When I finally got a suitable microscope system after setting up my lab, the existing funds were not sufficient to cover an environmental chamber, and initially we mostly had to focus on snap-shot studies. However, in order to follow cell division events, chromosome dynamics and/or protein localisation and dynamics the use of time-lapse microscopy is pretty much essential and I have been doing these experiments for many years in Bob Lloyd's lab at Nottingham University. For our E. coli work the conditions are pretty simple, as only the temperature needs to be controlled. However, the fact that we work quite a bit with temperature-sensitive mutants requires adequate temperature control.
The funds for an environmental chamber came in the end via a BBSRC research grant and initially I liaised with Nikon, as they had provided the microscope. However, by pure chance I was contacted at the right time by Digital Pixel. Situated in Brighton they had provided a number of chambers for colleagues at the Genome Damage and Stability Centre at the University of Sussex, and the colleagues were quite impressed with the performance of these chambers. Most notably these chambers use vibration-free ceramic heaters, rather than the air-flow solutions that can occasionally cause problems by drying samples etc. Digital Pixel also offered a rather competitive price.

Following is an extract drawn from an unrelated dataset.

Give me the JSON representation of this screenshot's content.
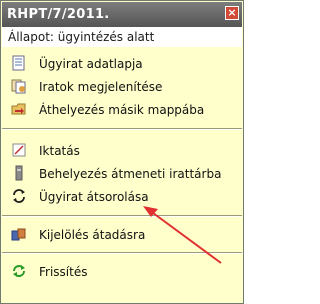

We had an excellent meeting in which it was quite thoroughly established what type of work we do, what requirements there are and what requirements we might have in the future. Digital Pixel is indeed offering quite a tailored solution, and it is especially the anticipation of future needs that I found rather refreshing. The system was then personally delivered and installed – and it simply does what it is supposed to do. The chamber has all the necessary access ports and Digital Pixel is quite happy to swap some panels if the need arises. The heaters are not particularly fast and need a couple of hours to get to a stable temperature, but once this is reached the chamber temperature is kept very constant.
So far I can thoroughly agree with the colleagues at Sussex University: the system simply works without flaws. Initially the controller was limited to a maximum temperature of 42°C, but when the need for 43°C arose this was easily fixed and the system copes with this temperature without any trouble at all. If I had to buy another chamber I certainly would go with them again.
Environmental Chamber directly purchased via Digital Pixel.